This document covers a few options in how to generate and set up TLS certificates suitable for working with pomerium.
This guide uses the following tools and resources:
- LetsEncrypt (opens new window) is a public certificate authority that issues free certificates trusted by the major browsers. Other private (opens new window) or public (opens new window) CAs would also be fine.
- Google Domains (opens new window) registrar will be used to set up our wildcard domain and certificate validation. But any registrar would do and some providers support automatic renewal (opens new window).
- acme.sh (opens new window) will be used to retrieve the wild-card domain certificate. Any LetsEncrypt client (opens new window) that supports wildcard domains would work.
It should be noted that there are countless ways of building and managing public-key infrastructure (opens new window). And although we hope this guide serves as a helpful baseline for generating and securing pomerium with certificates, these instructions should be modified to meet your own organization's tools, needs, and constraints. In a production environment you will likely be using your corporate load balancer, or a key management system to manage your certificate authority infrastructure.
Since one of Pomerium's core principles is to treat internal and external traffic impartially, Pomerium uses mutually authenticated TLS (opens new window) ubiquitously. For example, Pomerium uses mTLS between:
- end-user and Pomerium

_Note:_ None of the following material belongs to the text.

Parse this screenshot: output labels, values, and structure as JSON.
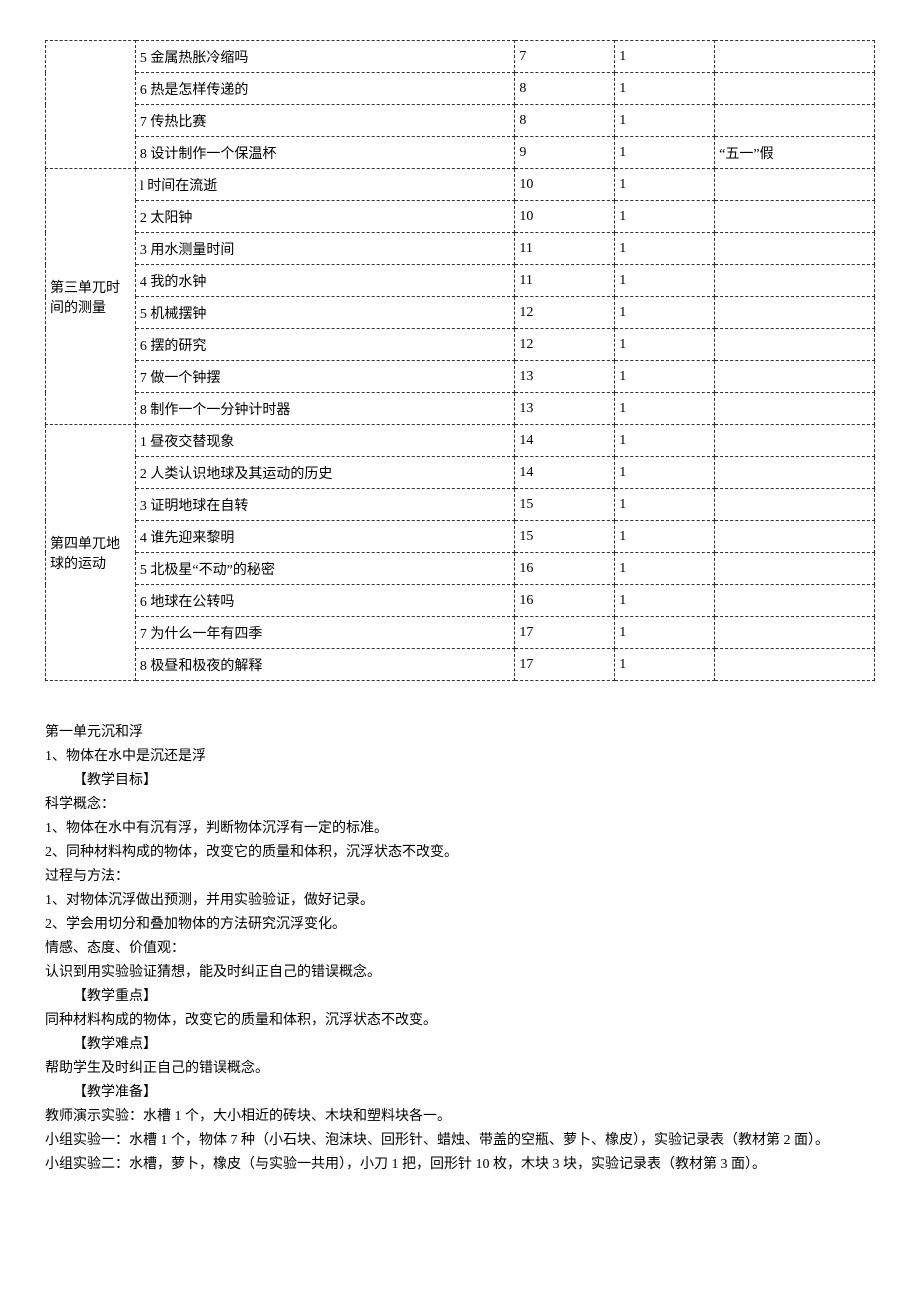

- Pomerium's services regardless of if the network is "trusted"
- Pomerium and the destination application
# Setting up DNS
First, you'll want to set a CNAME (opens new window) record for wild-card domain name you will be using with Pomerium.
# Per-route automatic certificates
Pomerium itself can be used to retrieve, manage, and renew certificates certificates for free using Let's Encrypt, the only requirement is that Pomerium is able to receive public traffic on ports
443. This is probably the easiest option.
# Self-signed wildcard certificate
In production, we'd use a public certificate authority such as LetsEncrypt. But for a local proof of concept or for development, we can use mkcert (opens new window) to make locally trusted development certificates with any names you'd like. The easiest, is probably to use
*.localhost.pomerium.io which we've already pre-configured to point back to localhost.
Bootstrap mkcert's root certificate into your operating system's trust store.
Create your wildcard domain.
*.localhost.pomerium.iois helper domain we've hard-coded to route to localhost:
# Manual DNS Let's Encrypt wildcard certificate
Once you've setup your wildcard domain, we can use acme.sh to create a certificate-signing request with LetsEncrypt.
#!/bin/bash # acme.sh : https://github.com/Neilpang/acme.sh # curl https://get.acme.sh | sh # NOTA BENE: # if you use a DNS service that supports API access, you may be able to automate # this process. See https://github.com/Neilpang/acme.sh/wiki/dnsapi echo "=> first generate a certificate signing request!" $HOME/.acme.sh/acme.sh \ --issue \ -k ec-256 \ -d '*.corp.example.com' \ --dns \ --yes-I-know-dns-manual-mode-enough-go-ahead-please read -p "press anykey once you've updated your TXT entries" $HOME/.acme.sh/acme.sh \ --renew \ --ecc \ -k ec-256 \ -d '*.corp.example.com' \ --dns \ --yes-I-know-dns-manual-mode-enough-go-ahead-please
LetsEncrypt will respond with the corresponding
TXT record needed to verify our domain.
It may take a few minutes for the DNS records to propagate. Once it does, you can run the following command to complete the certificate request process.
Here's how the above certificates signed by LetsEncrypt correspond to their respective Pomerium configuration settings:
|Pomerium Config||Certificate file|
Your end users will see a valid certificate for all domains delegated by Pomerium.
LetsEncrypt certificates must be renewed every 90 days (opens new window).
Certificates, TLS, and Public Key Cryptography is a vast subject we cannot adequately cover here so if you are new to or just need a brush up, the following resources may be helpful:
- Why HTTPS for Everything? (opens new window) The US government's CIO office has an excellent guide covering HTTPS and why future government sites will all be HTTPS.
- Is TLS Fast (opens new window) debunks the performance myth associated with HTTPS.
- Use TLS (opens new window) covers why TLS should be used everywhere; not just for securing typical internet traffic but for securing service communication in both "trusted" and adversarial situations.
- Everything you should know about certificates and PKI but are too afraid to ask (opens new window)